SOME EMPLOYERS FORGET SEXUAL HARASSMENT IS ILLEGAL – BUT IT IS

The recent revelations of sexual harassment and assault by politicians, movie moguls and stars, corporate officials and sports personalities have risen to a crescendo that cannot be ignored by or hidden from the public, law enforcement or civil courts.

The media focus on abusive conduct spotlights the tip of the iceberg, the high visibility events.  But most abuse occurs in more mundane circumstances, especially in the employment setting.  Most often, a senior person abuses a junior or new employee.

Women employed in more common professions are coming forward with their accusations of abuse at the hands of supervisors. It takes courage to complain about a person’s abusive boss.  The fear of retaliation is central and keen – and correctly so. Usually, the abused person is discouraged from reporting the abuse or seeking a remedy. Unfortunately, it seems most abusers escape punishment.

We are realizing that female employees have endured sexual harassment for decades – or longer.  Now it is clear that men and young boys are not immune from exploitation.

In our law practice, inquiries into legal recourse for individuals abused in the work place have escalated since the recent wave of media coverage. Inquirers seek personal and job protection, in some cases, from a nightmarish job setting.  And, they seek recourse in the form of monetary compensation for their travail.

The law protects those who complain.  The first step is to contact an attorney.  He or she will advise you, probably, to express your complaints up the organization’s levels of authority.  The process is usually in confidence and the boss or supervisor will not know the identity of the complainer.  Your employee handbook or policy documents will describe the process. Your attorney will help interpret the organization’s policies and guide you through the process.  It is usually advisable to have the attorney intervene so that the employer knows you are represented — as a protection against retaliation.

Usually, the employer agrees to a monetary settlement rather than defending against allegations of abuse in court or in the media—or a negative jury verdict.  If not, we pursue the employer with vigor.

Legal remedies include compensation for sexual harassment, abuse, hostile work environment and retaliation, among others. Each one includes potential money damages, including punitive damages and reimbursement for legal fees and court costs. The awards represent compensation for employee harassment and suffering.  They also punish the perpetrators and deter others from pursuing similar abusive conduct.
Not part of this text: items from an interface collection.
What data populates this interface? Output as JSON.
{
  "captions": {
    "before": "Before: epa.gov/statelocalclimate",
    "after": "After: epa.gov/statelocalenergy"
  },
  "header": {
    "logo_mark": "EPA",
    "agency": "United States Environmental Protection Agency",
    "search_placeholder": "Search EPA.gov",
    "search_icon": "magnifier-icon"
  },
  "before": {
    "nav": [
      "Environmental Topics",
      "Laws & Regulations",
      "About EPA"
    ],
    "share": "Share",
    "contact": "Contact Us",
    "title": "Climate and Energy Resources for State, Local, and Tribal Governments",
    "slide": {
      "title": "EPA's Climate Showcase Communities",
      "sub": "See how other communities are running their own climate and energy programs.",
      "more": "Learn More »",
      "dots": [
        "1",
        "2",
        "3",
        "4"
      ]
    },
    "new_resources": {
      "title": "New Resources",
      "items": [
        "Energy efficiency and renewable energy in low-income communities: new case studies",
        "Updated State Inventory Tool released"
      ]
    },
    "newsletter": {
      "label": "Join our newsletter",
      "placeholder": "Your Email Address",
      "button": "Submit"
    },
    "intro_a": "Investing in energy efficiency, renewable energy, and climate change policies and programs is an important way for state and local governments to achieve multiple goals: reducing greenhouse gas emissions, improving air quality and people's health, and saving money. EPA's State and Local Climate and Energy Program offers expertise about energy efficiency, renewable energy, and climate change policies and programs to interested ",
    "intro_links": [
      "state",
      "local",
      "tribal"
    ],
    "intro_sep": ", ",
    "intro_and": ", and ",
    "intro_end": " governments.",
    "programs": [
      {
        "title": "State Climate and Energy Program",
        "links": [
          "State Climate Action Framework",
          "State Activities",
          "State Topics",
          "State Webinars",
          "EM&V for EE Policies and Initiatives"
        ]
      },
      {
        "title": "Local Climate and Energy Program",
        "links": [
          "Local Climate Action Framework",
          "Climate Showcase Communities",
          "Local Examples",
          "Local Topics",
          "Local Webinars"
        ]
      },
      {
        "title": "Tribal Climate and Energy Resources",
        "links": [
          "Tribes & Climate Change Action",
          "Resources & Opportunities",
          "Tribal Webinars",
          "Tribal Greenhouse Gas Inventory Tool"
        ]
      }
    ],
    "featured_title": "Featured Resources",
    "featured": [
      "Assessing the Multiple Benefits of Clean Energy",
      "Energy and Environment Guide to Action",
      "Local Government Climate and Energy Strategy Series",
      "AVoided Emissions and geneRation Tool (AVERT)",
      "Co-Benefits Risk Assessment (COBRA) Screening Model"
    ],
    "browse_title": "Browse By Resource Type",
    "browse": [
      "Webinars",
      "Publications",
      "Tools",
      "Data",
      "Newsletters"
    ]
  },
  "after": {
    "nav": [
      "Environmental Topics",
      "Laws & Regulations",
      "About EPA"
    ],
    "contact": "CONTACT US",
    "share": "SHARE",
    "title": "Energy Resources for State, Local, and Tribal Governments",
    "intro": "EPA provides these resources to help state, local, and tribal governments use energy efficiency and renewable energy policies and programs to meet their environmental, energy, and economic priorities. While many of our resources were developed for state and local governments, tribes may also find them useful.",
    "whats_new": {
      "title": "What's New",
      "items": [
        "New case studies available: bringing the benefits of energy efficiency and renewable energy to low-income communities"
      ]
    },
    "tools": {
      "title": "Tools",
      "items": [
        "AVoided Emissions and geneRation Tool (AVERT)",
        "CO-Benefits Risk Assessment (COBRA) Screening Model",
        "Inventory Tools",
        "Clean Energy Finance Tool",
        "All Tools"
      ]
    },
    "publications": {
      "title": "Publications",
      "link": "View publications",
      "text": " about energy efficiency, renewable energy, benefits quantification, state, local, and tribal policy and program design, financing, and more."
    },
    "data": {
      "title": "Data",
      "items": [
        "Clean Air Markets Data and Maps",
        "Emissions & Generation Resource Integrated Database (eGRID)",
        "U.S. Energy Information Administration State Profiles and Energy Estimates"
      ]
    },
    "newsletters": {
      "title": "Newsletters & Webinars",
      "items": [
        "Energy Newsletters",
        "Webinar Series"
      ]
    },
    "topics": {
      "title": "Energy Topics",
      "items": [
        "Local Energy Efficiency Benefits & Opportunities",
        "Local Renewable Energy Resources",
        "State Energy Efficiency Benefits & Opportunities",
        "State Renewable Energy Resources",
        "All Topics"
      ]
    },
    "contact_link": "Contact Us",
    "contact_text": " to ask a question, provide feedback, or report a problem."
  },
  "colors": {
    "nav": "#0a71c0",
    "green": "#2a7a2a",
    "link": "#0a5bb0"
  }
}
Rather than waiting, it is better to seek legal advice immediately. Delay causes loss of witnesses’ memories, evidence, photos and documents, making it more difficult to succeed against the perpetrator.

Abusive individuals should not be able to commit their humiliations, invasions of privacy, personal space and body or escape punishment. They should be punished and the victims compensated for their suffering. It is time to stop sexual abuse on the job. And, it is possible.